• THE TASK:
How many lines in the data below contain the string "chevron"? State that number only.

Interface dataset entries
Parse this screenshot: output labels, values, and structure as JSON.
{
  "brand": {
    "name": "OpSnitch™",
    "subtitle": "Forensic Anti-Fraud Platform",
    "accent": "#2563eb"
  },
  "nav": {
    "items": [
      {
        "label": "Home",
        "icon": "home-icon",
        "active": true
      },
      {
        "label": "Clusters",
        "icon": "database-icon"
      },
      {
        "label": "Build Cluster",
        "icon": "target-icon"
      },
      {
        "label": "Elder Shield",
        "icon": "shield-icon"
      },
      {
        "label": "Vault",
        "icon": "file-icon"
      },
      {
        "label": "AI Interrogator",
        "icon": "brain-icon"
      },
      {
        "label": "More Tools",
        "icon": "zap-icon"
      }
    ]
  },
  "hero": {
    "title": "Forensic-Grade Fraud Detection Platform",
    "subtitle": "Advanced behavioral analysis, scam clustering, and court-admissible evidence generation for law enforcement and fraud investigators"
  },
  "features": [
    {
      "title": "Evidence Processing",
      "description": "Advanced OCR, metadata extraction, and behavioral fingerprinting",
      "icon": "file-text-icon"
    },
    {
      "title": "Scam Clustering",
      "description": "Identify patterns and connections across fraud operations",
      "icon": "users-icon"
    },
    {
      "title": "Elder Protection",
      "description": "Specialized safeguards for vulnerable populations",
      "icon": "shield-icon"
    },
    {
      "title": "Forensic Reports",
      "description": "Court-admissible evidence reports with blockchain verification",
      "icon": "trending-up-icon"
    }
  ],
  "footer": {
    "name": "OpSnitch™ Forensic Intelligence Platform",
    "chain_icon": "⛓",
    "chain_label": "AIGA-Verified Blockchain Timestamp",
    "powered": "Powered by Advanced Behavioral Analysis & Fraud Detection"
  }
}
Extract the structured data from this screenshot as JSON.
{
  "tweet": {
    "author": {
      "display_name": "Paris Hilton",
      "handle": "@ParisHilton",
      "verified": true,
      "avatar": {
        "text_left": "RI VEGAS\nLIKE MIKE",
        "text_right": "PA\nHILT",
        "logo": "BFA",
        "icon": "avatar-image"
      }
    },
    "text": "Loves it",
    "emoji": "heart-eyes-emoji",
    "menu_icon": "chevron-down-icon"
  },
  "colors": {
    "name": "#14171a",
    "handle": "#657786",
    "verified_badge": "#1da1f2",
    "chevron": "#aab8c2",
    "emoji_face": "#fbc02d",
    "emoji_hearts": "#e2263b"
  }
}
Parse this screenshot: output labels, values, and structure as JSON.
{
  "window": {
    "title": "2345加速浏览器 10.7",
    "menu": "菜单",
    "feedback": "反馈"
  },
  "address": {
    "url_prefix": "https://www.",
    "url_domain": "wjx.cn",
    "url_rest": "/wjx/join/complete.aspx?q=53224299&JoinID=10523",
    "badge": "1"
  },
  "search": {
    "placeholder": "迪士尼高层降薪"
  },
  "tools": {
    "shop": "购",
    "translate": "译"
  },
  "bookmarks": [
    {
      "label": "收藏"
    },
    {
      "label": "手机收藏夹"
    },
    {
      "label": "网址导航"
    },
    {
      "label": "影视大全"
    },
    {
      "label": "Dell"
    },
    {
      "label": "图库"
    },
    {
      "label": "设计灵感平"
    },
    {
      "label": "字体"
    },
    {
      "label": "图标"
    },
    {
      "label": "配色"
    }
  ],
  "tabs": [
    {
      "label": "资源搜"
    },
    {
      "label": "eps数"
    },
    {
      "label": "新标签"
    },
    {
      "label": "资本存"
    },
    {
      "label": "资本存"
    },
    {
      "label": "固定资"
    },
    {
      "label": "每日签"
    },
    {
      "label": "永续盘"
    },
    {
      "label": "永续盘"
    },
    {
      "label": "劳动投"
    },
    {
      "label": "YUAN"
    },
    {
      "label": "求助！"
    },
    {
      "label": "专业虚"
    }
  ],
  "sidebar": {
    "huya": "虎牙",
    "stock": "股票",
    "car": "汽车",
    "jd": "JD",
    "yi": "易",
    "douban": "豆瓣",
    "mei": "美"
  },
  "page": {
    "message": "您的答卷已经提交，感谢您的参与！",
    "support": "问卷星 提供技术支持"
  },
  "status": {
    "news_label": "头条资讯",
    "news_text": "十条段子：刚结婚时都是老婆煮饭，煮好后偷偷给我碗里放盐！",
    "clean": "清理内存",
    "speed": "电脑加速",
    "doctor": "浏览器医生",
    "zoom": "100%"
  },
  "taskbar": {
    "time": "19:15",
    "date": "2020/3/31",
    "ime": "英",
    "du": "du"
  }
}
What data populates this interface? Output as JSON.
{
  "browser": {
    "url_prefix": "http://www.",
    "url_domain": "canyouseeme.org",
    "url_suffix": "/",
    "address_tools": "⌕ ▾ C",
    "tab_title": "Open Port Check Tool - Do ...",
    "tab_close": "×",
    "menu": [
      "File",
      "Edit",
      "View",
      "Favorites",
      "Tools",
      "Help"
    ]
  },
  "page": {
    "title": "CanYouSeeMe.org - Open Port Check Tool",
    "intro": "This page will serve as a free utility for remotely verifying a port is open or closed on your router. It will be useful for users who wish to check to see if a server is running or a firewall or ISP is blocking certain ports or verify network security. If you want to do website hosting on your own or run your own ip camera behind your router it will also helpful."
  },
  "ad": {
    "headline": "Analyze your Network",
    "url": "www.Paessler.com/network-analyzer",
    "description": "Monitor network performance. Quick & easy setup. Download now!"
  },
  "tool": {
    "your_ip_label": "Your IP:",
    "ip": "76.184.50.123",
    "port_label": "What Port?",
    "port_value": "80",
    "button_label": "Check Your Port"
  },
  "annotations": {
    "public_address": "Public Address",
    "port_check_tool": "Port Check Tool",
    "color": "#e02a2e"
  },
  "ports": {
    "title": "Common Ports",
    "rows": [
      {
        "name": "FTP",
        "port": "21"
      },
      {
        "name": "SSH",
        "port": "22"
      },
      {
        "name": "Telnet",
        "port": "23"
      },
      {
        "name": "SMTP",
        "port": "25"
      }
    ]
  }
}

• PROBLEM SOLUTION:
2